The second the rent charged by the premises owners especially state owned “Flat Cooperatives, whose appetite is insatiable
As a result, almost all kiosks on the suburb I live in, vanished, many locals have great adds “For hire” many shop pavilions are closed, many repair shops for computers and domestic appliances are existing no more.
Everything in official state propaganda that they promote development of “Small & Middle Enterprises” that there are European funds provided for their growth (no one knows where they really vanished). There are known to me many cases of young enterprising persons, who emigrated abroad (especially computer and electric appliances specialists) and this process is deepening.
When I liquidated my translating “office”, no related legal form contained a question why I become bankrupt and no office employee asked me such an “obvious” question.
There is conspiracy of silence in the medias, especially in comparison with ship yards case, who wasted over 7 billions PLN of tax payers money and nobody (in medias) accuses them for that.
Dear Sirs!
It would be of a great advantage, if you could bring this matter to the public attention, and disclose the double standard manner of treating its citizens by all Polish governments , so indulgent towards so called “working class” and so pity less and cruel to “Small bourgeoisie”
Your faithfully
Marek Galinowski
My address : 92-502 Łódź
Ul Haśka 8 m 10
Tel +48 [42}671 11 53
E-mail :

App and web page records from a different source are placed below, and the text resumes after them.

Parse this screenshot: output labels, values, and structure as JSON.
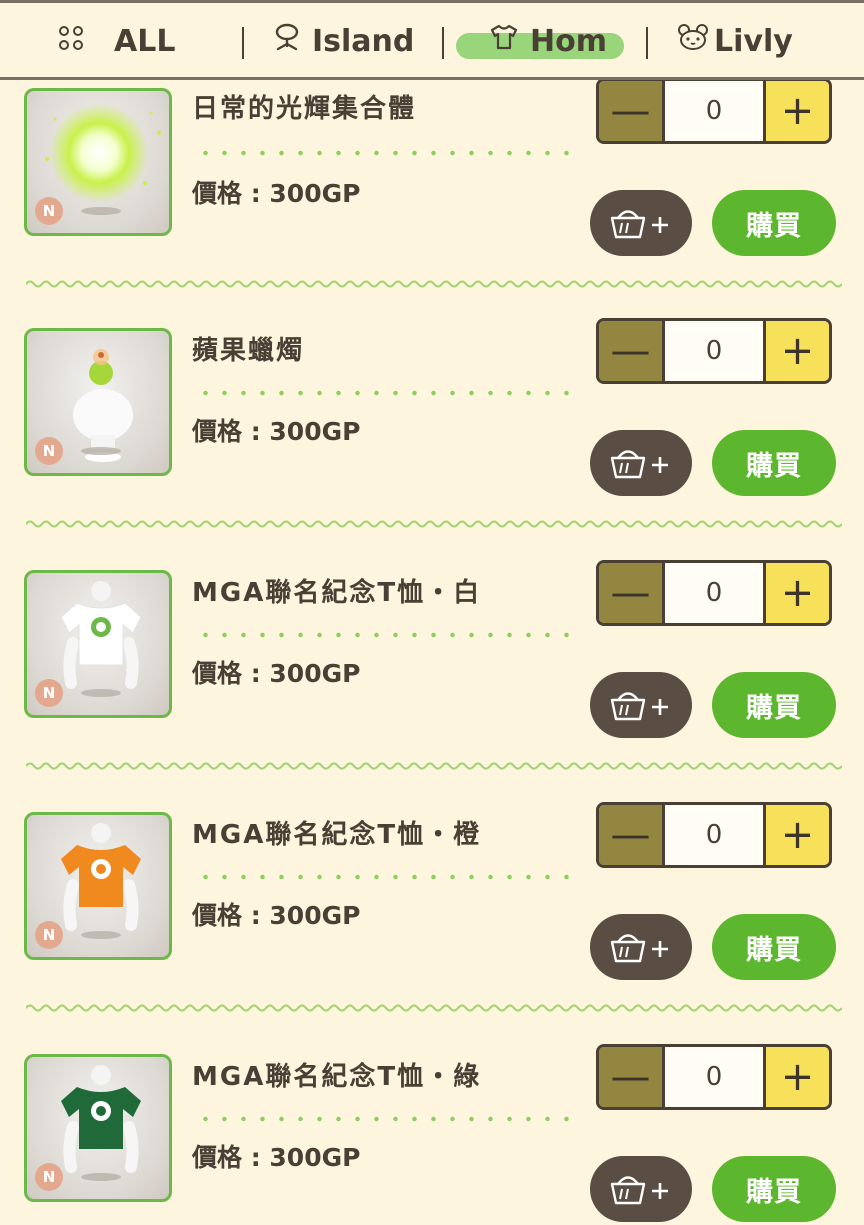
{
  "tabs": [
    {
      "label": "ALL",
      "icon": "grid-dots-icon",
      "active": false
    },
    {
      "label": "Island",
      "icon": "island-tree-icon",
      "active": false
    },
    {
      "label": "Hom",
      "icon": "shirt-icon",
      "active": true
    },
    {
      "label": "Livly",
      "icon": "livly-face-icon",
      "active": false
    }
  ],
  "items": [
    {
      "name": "日常的光輝集合體",
      "price": "價格 : 300GP",
      "quantity": "0",
      "rarity": "N",
      "buy_label": "購買",
      "thumb": "glow"
    },
    {
      "name": "蘋果蠟燭",
      "price": "價格 : 300GP",
      "quantity": "0",
      "rarity": "N",
      "buy_label": "購買",
      "thumb": "candle"
    },
    {
      "name": "MGA聯名紀念T恤・白",
      "price": "價格 : 300GP",
      "quantity": "0",
      "rarity": "N",
      "buy_label": "購買",
      "thumb": "shirt-white"
    },
    {
      "name": "MGA聯名紀念T恤・橙",
      "price": "價格 : 300GP",
      "quantity": "0",
      "rarity": "N",
      "buy_label": "購買",
      "thumb": "shirt-orange"
    },
    {
      "name": "MGA聯名紀念T恤・綠",
      "price": "價格 : 300GP",
      "quantity": "0",
      "rarity": "N",
      "buy_label": "購買",
      "thumb": "shirt-green"
    }
  ],
  "colors": {
    "background": "#fdf5dd",
    "accent_green": "#5db72e",
    "minus_button": "#938640",
    "plus_button": "#f7e15a",
    "cart_button": "#5a4d44"
  }
}
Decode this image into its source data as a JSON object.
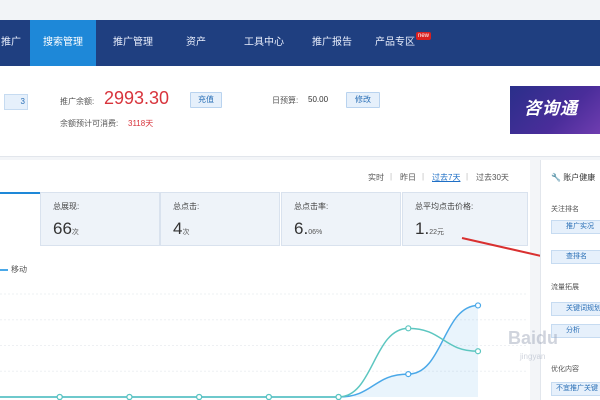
{
  "nav": {
    "items": [
      "推广",
      "搜索管理",
      "推广管理",
      "资产",
      "工具中心",
      "推广报告",
      "产品专区"
    ],
    "new_badge": "new"
  },
  "account": {
    "side_value": "3",
    "balance_label": "推广余额:",
    "balance_value": "2993.30",
    "recharge_button": "充值",
    "daily_budget_label": "日预算:",
    "daily_budget_value": "50.00",
    "edit_button": "修改",
    "remaining_label": "余额预计可消费:",
    "remaining_value": "3118天"
  },
  "banner": {
    "text": "咨询通"
  },
  "date_ranges": [
    "实时",
    "昨日",
    "过去7天",
    "过去30天"
  ],
  "active_range": "过去7天",
  "stats": [
    {
      "label": "总展现:",
      "value": "66",
      "unit": "次"
    },
    {
      "label": "总点击:",
      "value": "4",
      "unit": "次"
    },
    {
      "label": "总点击率:",
      "value": "6.",
      "unit": "06%"
    },
    {
      "label": "总平均点击价格:",
      "value": "1.",
      "unit": "22元"
    }
  ],
  "chart_legend": "移动",
  "sidebar": {
    "title": "账户健康",
    "section1": "关注排名",
    "btn1": "推广实况",
    "btn2": "查排名",
    "section2": "流量拓展",
    "btn3": "关键词规划",
    "btn4": "分析",
    "section3": "优化内容",
    "btn5": "不宜推广关键"
  },
  "watermark": {
    "logo": "Baidu",
    "sub": "jingyan"
  },
  "colors": {
    "nav_bg": "#1f3f80",
    "nav_active": "#1e88d8",
    "balance": "#d8343c",
    "series_blue": "#4aa8e8",
    "series_teal": "#5cc6c0"
  },
  "chart_data": {
    "type": "line",
    "x": [
      1,
      2,
      3,
      4,
      5,
      6,
      7,
      8
    ],
    "series": [
      {
        "values": [
          0,
          0,
          0,
          0,
          0,
          0,
          1,
          4
        ]
      },
      {
        "values": [
          0,
          0,
          0,
          0,
          0,
          0,
          3,
          2
        ]
      }
    ],
    "ylim": [
      0,
      4.5
    ],
    "grid": true
  }
}
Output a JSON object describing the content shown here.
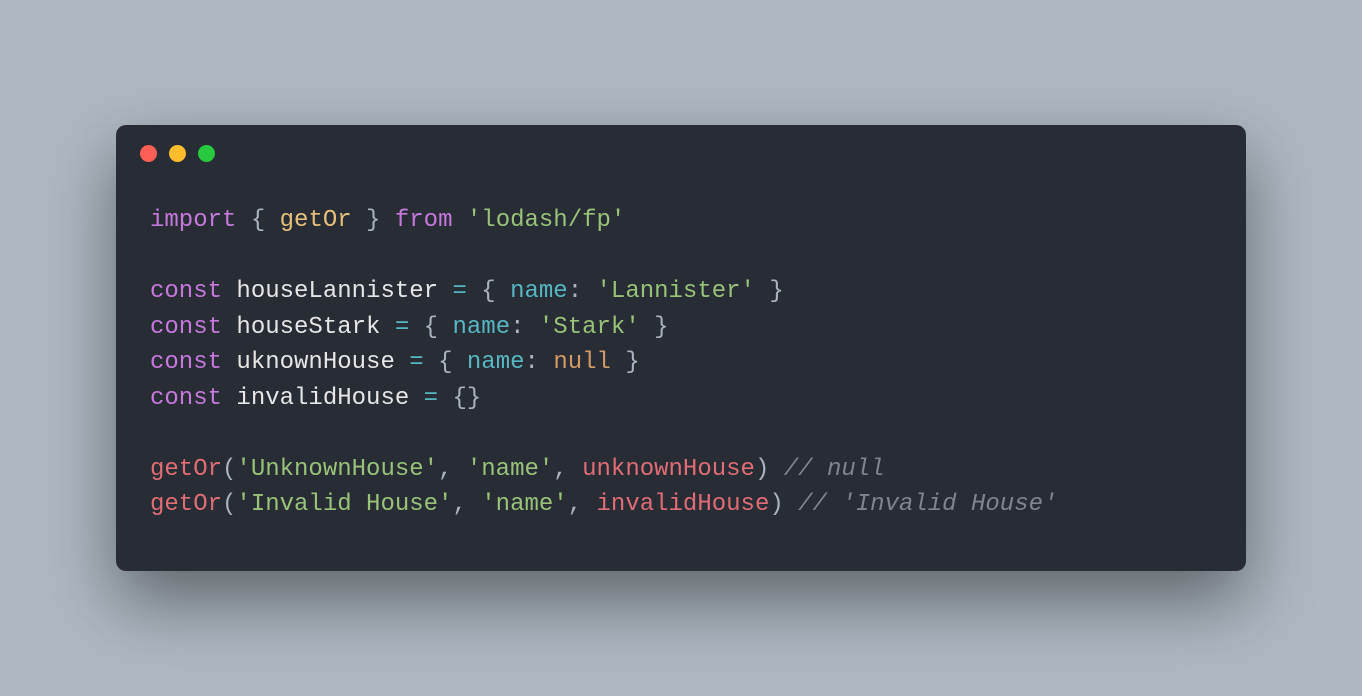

Jacek said...
This comment has been removed by the author.
Marek Galinowski said...

Wednesday, September 10, 2008
I want to send you, a commentary my second letter to THE ECONOMIST, in hope of bringing to some attention, the situation of Small and Micro Enterprises, still disdained and discriminated, like in communist era , still regarded as “petty bourgeoisie”
Dear Sirs!
I dare to bore you with my letters, in my poor English, and concerning subject of little interest to you and your respectable and world wide known magazine.
The subject relates to difference of treatment of “Small & Middle Enterprises” in Poland which are almost discriminated, especially by tax and obligatory insurances charges, and highly protective treatment of “working class” for ex , recently “ship yards workers”
When one person belonging to small bourgeoisie is going to bankruptcy, no one helps him, there no financial or other help, no relieve of levies. When the ship yards are going to bankruptcy there is a great “hallo” in all medias, and they were promised further financial aid of more than one billion PLN, in spite that they wasted already more than 7 billions PLN.
It was tax payers’ money and in the situation when the building of highways is practically stopped, there are no money for stadiums for coming European Foot Cup which Poland is co-organizer , and many other investments which become delayed or suspended.

It would be of great advantage if you could bring to public attention this hypocritical comportment of Polish authorities, that un-profitable industry would stopped waste public money and “Small & middle Enterprises “ gained their due place in Poland, as they have in Western societies.

With all due respects
Marek Galinowski
P.S. I have no access to your up to date magazine, only to those, which were retired from circulation in British Council Library, ie after almost one year delay. So, I will be grateful, if you could notice me , by e-mail, whether my opinions and postulates were considered.
Marek Galinowski
My e-mail address :

Edward Lucas said...

Dear Mr Galinowski

Thank you for your comments. I tried to reply offline but the email you post here does not work. I will continue to cover the problems of SMEs in the region, and have done so extensively in the past, not least in my survey of Poland in 2006

I am sorry you cannot get hold of uptodate copies of the Economist. You can always read us online at (this is my personal website, not the magazine's)